[ACTIVITY] Look through the records below, and whenever a line contains "header", copy it.

-- PROVIDED INFORMATION follows --

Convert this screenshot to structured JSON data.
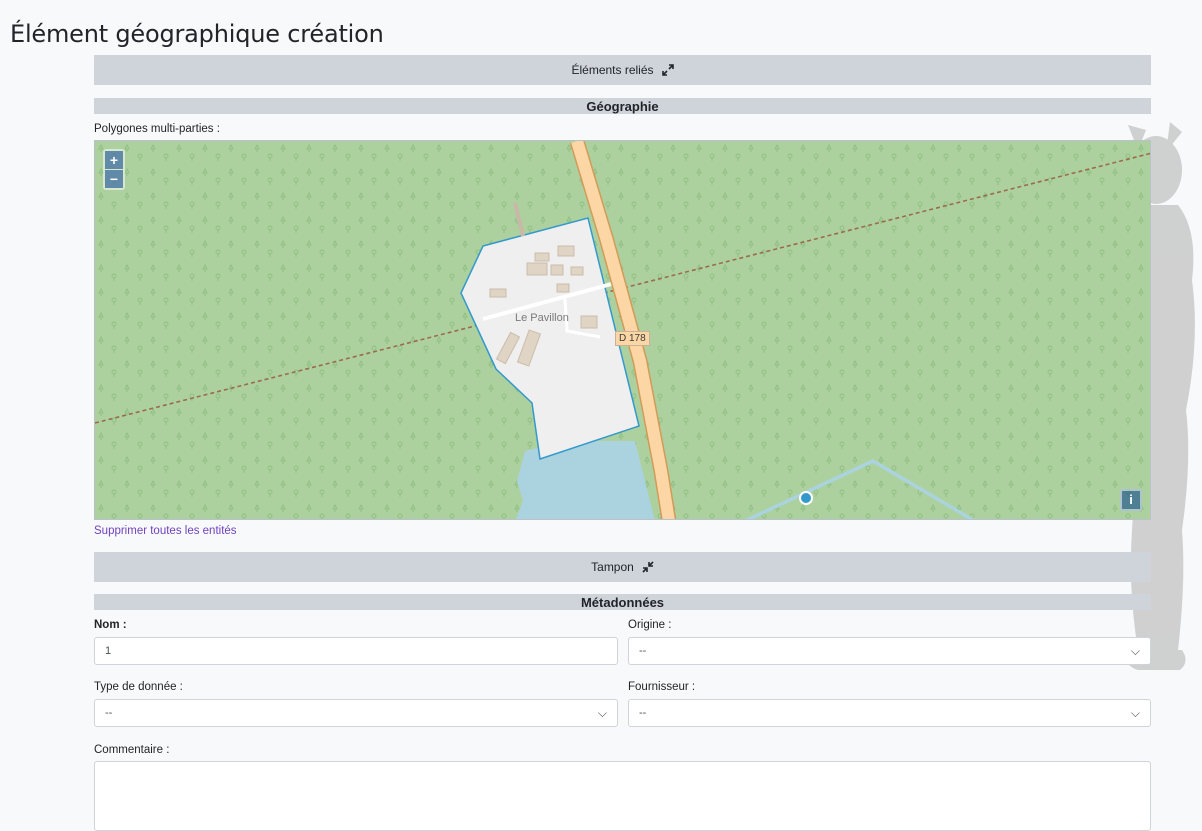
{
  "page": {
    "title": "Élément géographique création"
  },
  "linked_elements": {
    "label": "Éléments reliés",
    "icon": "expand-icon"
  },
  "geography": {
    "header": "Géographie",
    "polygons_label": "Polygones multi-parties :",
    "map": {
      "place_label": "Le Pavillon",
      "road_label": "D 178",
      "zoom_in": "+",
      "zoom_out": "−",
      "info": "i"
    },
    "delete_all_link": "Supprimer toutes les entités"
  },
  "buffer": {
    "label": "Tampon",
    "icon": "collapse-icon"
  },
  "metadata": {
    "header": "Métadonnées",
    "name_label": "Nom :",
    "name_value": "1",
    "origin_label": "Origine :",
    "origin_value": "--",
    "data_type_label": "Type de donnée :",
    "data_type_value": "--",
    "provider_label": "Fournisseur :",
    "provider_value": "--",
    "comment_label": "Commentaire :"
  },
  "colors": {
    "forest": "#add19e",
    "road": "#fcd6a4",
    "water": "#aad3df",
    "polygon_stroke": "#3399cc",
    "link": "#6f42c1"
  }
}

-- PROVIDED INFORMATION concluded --
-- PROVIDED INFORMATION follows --

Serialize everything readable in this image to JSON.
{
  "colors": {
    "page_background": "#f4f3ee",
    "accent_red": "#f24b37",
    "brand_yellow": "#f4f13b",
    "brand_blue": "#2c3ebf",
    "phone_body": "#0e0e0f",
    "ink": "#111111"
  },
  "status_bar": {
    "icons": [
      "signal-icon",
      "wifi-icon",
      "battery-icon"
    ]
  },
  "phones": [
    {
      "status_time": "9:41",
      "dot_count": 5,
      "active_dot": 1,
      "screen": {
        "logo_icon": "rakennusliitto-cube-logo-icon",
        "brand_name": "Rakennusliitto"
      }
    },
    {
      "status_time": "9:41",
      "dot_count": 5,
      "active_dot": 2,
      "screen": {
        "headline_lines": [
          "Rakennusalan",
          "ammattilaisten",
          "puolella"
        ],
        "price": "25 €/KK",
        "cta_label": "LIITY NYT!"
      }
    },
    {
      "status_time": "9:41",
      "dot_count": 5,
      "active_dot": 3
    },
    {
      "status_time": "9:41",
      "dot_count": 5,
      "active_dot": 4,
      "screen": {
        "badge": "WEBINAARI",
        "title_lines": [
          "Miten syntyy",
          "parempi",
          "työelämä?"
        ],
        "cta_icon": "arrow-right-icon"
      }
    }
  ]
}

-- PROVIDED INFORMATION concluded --

[YOUR SOLUTION]
    "header": "Géographie",
    "header": "Métadonnées",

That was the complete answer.